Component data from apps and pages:
────────────────

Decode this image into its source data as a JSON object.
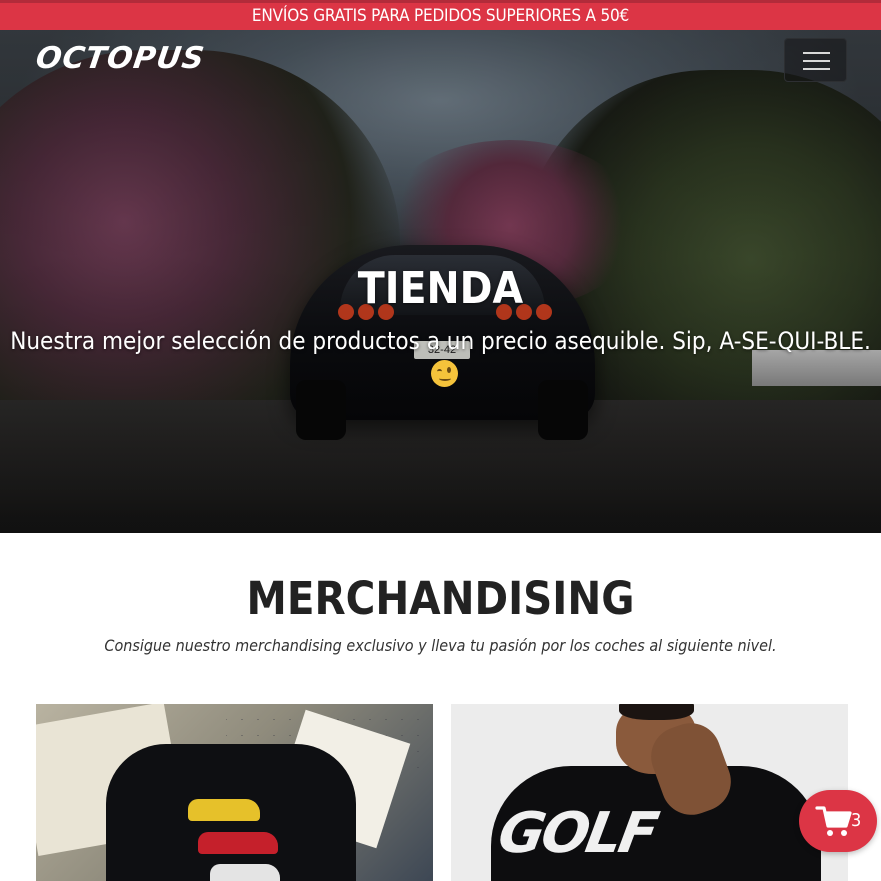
{
  "promo": {
    "text": "ENVÍOS GRATIS PARA PEDIDOS SUPERIORES A 50€"
  },
  "header": {
    "logo": "OCTOPUS",
    "menu_icon": "hamburger-menu-icon"
  },
  "hero": {
    "title": "TIENDA",
    "subtitle": "Nuestra mejor selección de productos a un precio asequible. Sip, A-SE-QUI-BLE.",
    "emoji_icon": "winking-face-icon",
    "plate": "32-42"
  },
  "merch": {
    "title": "MERCHANDISING",
    "subtitle": "Consigue nuestro merchandising exclusivo y lleva tu pasión por los coches al siguiente nivel.",
    "products": [
      {
        "image_icon": "black-hoodie-car-print-image"
      },
      {
        "image_icon": "black-tshirt-model-image",
        "print_text": "GOLF"
      }
    ]
  },
  "cart": {
    "icon": "shopping-cart-icon",
    "count": "3"
  },
  "colors": {
    "accent": "#dc3545",
    "text_dark": "#222222",
    "white": "#ffffff"
  }
}
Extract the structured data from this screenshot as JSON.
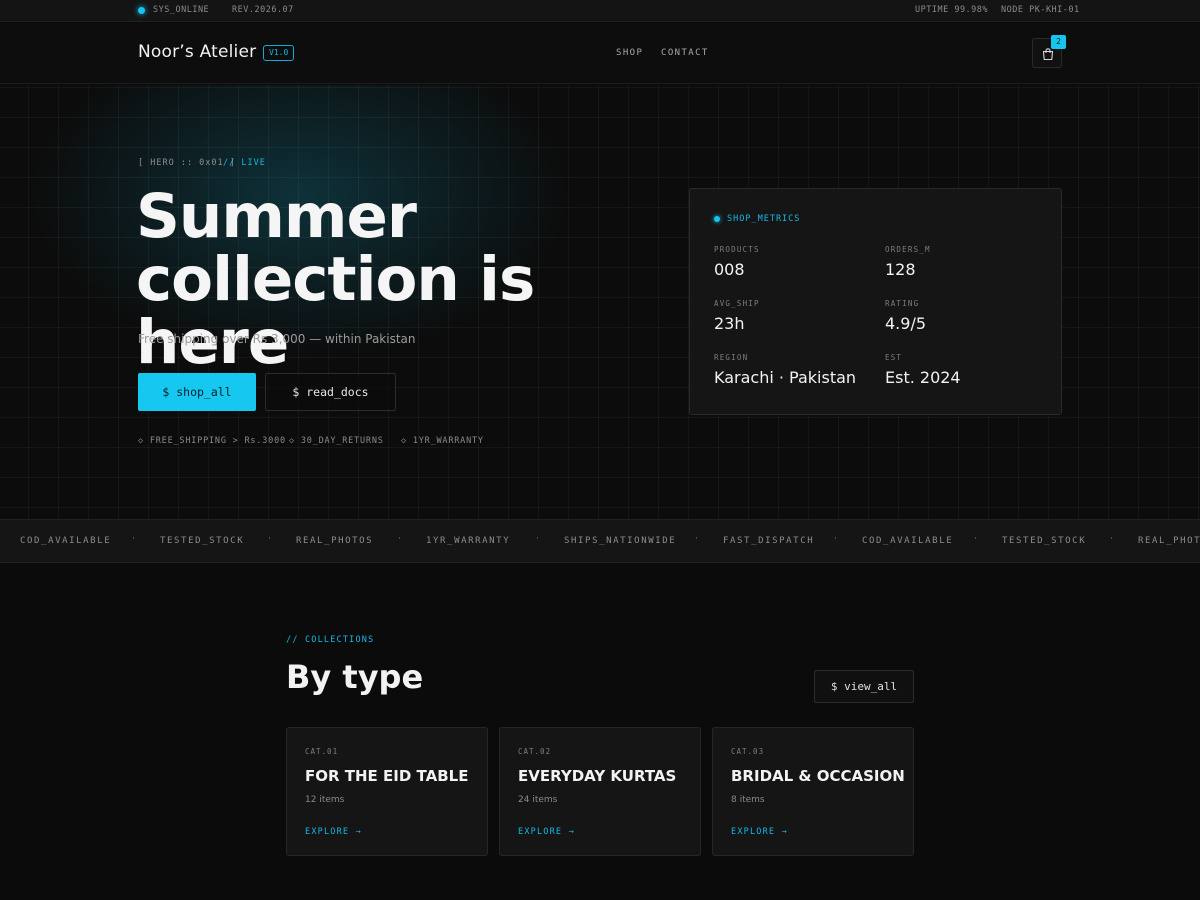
{
  "statusbar": {
    "status": "SYS_ONLINE",
    "revision": "REV.2026.07",
    "uptime": "UPTIME 99.98%",
    "node": "NODE PK-KHI-01"
  },
  "nav": {
    "brand": "Noor’s Atelier",
    "version": "V1.0",
    "links": [
      "SHOP",
      "CONTACT"
    ],
    "cart_count": "2"
  },
  "hero": {
    "tag": "[ HERO :: 0x01 ]",
    "live": "// LIVE",
    "title_line1": "Summer",
    "title_line2": "collection is here",
    "subtitle": "Free shipping over Rs 3,000 — within Pakistan",
    "primary_button": "$ shop_all",
    "secondary_button": "$ read_docs",
    "features": [
      "◇ FREE_SHIPPING > Rs.3000",
      "◇ 30_DAY_RETURNS",
      "◇ 1YR_WARRANTY"
    ]
  },
  "metrics": {
    "title": "SHOP_METRICS",
    "items": [
      {
        "label": "PRODUCTS",
        "value": "008"
      },
      {
        "label": "ORDERS_M",
        "value": "128"
      },
      {
        "label": "AVG_SHIP",
        "value": "23h"
      },
      {
        "label": "RATING",
        "value": "4.9/5"
      },
      {
        "label": "REGION",
        "value": "Karachi · Pakistan"
      },
      {
        "label": "EST",
        "value": "Est. 2024"
      }
    ]
  },
  "marquee": {
    "items": [
      "COD_AVAILABLE",
      "TESTED_STOCK",
      "REAL_PHOTOS",
      "1YR_WARRANTY",
      "SHIPS_NATIONWIDE",
      "FAST_DISPATCH",
      "COD_AVAILABLE",
      "TESTED_STOCK",
      "REAL_PHOTOS"
    ],
    "separator": "·"
  },
  "collections": {
    "tag": "// COLLECTIONS",
    "title": "By type",
    "view_all": "$ view_all",
    "cards": [
      {
        "code": "CAT.01",
        "name": "FOR THE EID TABLE",
        "count": "12 items",
        "cta": "EXPLORE →"
      },
      {
        "code": "CAT.02",
        "name": "EVERYDAY KURTAS",
        "count": "24 items",
        "cta": "EXPLORE →"
      },
      {
        "code": "CAT.03",
        "name": "BRIDAL & OCCASION",
        "count": "8 items",
        "cta": "EXPLORE →"
      }
    ]
  },
  "colors": {
    "accent": "#16c8f0",
    "background": "#0b0b0b",
    "panel": "#151515"
  }
}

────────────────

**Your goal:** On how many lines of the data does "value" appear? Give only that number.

**Solution for this problem:** 6